▶ **Exercise instructions**: Extract each line of the records below that contains the word "Opera".

=-=-=

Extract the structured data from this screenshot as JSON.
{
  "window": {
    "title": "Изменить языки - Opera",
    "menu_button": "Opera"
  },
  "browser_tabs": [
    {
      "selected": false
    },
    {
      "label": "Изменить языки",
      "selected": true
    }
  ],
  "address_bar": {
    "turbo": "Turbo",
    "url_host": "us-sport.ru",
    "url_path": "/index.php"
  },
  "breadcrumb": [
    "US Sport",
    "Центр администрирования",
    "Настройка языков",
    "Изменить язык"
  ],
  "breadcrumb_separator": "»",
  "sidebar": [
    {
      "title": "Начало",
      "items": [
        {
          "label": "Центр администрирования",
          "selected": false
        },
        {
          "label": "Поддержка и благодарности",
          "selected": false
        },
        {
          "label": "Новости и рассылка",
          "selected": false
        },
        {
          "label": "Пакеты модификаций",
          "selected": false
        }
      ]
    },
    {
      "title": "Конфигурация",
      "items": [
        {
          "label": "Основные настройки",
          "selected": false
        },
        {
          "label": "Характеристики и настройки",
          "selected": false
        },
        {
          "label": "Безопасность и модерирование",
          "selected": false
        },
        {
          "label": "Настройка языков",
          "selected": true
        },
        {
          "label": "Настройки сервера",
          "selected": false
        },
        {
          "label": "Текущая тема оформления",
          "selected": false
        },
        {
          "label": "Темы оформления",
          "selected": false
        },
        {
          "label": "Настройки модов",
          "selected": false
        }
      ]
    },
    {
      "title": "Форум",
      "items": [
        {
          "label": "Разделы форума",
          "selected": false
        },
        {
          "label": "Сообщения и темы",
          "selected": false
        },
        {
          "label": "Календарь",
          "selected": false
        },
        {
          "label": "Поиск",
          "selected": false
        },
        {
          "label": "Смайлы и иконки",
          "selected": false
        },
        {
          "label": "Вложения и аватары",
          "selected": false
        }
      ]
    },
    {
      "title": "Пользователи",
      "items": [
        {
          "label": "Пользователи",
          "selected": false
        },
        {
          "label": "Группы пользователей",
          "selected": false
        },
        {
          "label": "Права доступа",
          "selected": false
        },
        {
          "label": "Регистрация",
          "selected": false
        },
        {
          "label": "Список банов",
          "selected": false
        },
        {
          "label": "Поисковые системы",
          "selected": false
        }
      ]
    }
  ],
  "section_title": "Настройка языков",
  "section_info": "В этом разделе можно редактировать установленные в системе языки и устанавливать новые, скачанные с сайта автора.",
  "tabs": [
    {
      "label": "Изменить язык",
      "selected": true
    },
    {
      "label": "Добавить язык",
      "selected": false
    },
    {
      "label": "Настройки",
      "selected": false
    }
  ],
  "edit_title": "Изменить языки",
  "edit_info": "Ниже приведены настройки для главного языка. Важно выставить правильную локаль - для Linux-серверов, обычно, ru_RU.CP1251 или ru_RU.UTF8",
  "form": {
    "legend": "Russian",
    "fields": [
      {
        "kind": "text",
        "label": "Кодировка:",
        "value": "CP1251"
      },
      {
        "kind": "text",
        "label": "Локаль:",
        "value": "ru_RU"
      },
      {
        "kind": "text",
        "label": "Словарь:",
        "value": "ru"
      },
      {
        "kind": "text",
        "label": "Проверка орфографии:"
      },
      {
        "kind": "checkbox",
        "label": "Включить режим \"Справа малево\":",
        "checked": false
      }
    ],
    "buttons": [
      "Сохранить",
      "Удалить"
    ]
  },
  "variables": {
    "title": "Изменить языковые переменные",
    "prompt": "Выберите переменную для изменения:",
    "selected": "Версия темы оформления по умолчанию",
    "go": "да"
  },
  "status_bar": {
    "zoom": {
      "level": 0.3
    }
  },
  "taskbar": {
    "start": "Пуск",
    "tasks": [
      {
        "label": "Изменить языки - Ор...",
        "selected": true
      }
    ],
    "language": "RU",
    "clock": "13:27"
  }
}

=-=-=

▶ **Answer space**:
    "title": "Изменить языки - Opera",
    "menu_button": "Opera"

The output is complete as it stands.